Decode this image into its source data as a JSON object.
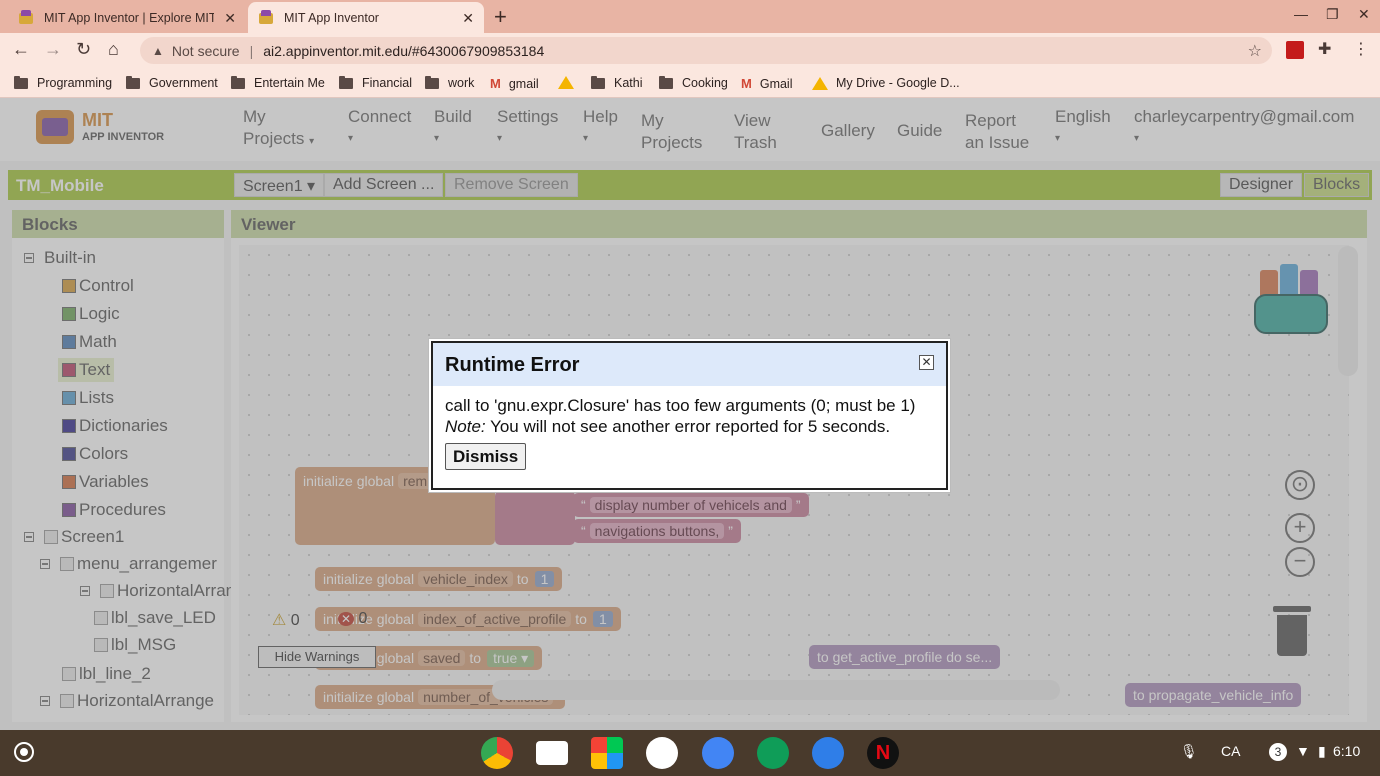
{
  "browser": {
    "tabs": [
      {
        "title": "MIT App Inventor | Explore MIT A",
        "active": false
      },
      {
        "title": "MIT App Inventor",
        "active": true
      }
    ],
    "new_tab": "+",
    "address": {
      "security": "Not secure",
      "separator": "|",
      "url": "ai2.appinventor.mit.edu/#6430067909853184"
    },
    "bookmarks": [
      "Programming",
      "Government",
      "Entertain Me",
      "Financial",
      "work",
      "gmail",
      "Kathi",
      "Cooking",
      "Gmail",
      "My Drive - Google D..."
    ]
  },
  "app": {
    "logo": {
      "line1": "MIT",
      "line2": "APP INVENTOR"
    },
    "menu": [
      {
        "l1": "My",
        "l2": "Projects",
        "caret": "▾"
      },
      {
        "l1": "Connect",
        "l2": "",
        "caret": "▾"
      },
      {
        "l1": "Build",
        "l2": "",
        "caret": "▾"
      },
      {
        "l1": "Settings",
        "l2": "",
        "caret": "▾"
      },
      {
        "l1": "Help",
        "l2": "",
        "caret": "▾"
      },
      {
        "l1": "My",
        "l2": "Projects",
        "caret": ""
      },
      {
        "l1": "View",
        "l2": "Trash",
        "caret": ""
      },
      {
        "l1": "Gallery",
        "l2": "",
        "caret": ""
      },
      {
        "l1": "Guide",
        "l2": "",
        "caret": ""
      },
      {
        "l1": "Report",
        "l2": "an Issue",
        "caret": ""
      },
      {
        "l1": "English",
        "l2": "",
        "caret": "▾"
      },
      {
        "l1": "charleycarpentry@gmail.com",
        "l2": "",
        "caret": "▾"
      }
    ],
    "project_name": "TM_Mobile",
    "screen_select": "Screen1 ▾",
    "add_screen": "Add Screen ...",
    "remove_screen": "Remove Screen",
    "designer": "Designer",
    "blocks": "Blocks",
    "blocks_panel": {
      "title": "Blocks",
      "builtin": "Built-in",
      "categories": [
        {
          "label": "Control",
          "color": "#d59e3c"
        },
        {
          "label": "Logic",
          "color": "#6fa85a"
        },
        {
          "label": "Math",
          "color": "#4c7fb7"
        },
        {
          "label": "Text",
          "color": "#b84466"
        },
        {
          "label": "Lists",
          "color": "#5ba2d1"
        },
        {
          "label": "Dictionaries",
          "color": "#332a90"
        },
        {
          "label": "Colors",
          "color": "#3b3b8c"
        },
        {
          "label": "Variables",
          "color": "#d06b3c"
        },
        {
          "label": "Procedures",
          "color": "#7d4a9a"
        }
      ],
      "screen": "Screen1",
      "components": [
        "menu_arrangemer",
        "HorizontalArran",
        "lbl_save_LED",
        "lbl_MSG",
        "lbl_line_2",
        "HorizontalArrange"
      ]
    },
    "viewer": {
      "title": "Viewer",
      "blocks": {
        "init_global": "initialize global",
        "rem": "rem",
        "text1": "display number of vehicels and",
        "text2": "navigations buttons,",
        "quote": "“",
        "quote_end": "”",
        "vehicle_index": "vehicle_index",
        "index_active": "index_of_active_profile",
        "saved": "saved",
        "to": "to",
        "one": "1",
        "true": "true ▾",
        "number_of": "number_of_vehicles",
        "get_active": "to get_active_profile do se...",
        "propagate": "to propagate_vehicle_info"
      },
      "warnings_count": "0",
      "errors_count": "0",
      "hide_warnings": "Hide Warnings"
    }
  },
  "dialog": {
    "title": "Runtime Error",
    "close": "✕",
    "message": "call to 'gnu.expr.Closure' has too few arguments (0; must be 1)",
    "note_label": "Note:",
    "note_text": "You will not see another error reported for 5 seconds.",
    "dismiss": "Dismiss"
  },
  "shelf": {
    "ime": "CA",
    "notifications": "3",
    "time": "6:10"
  }
}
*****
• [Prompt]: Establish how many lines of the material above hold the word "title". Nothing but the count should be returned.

• [Expected output]: 5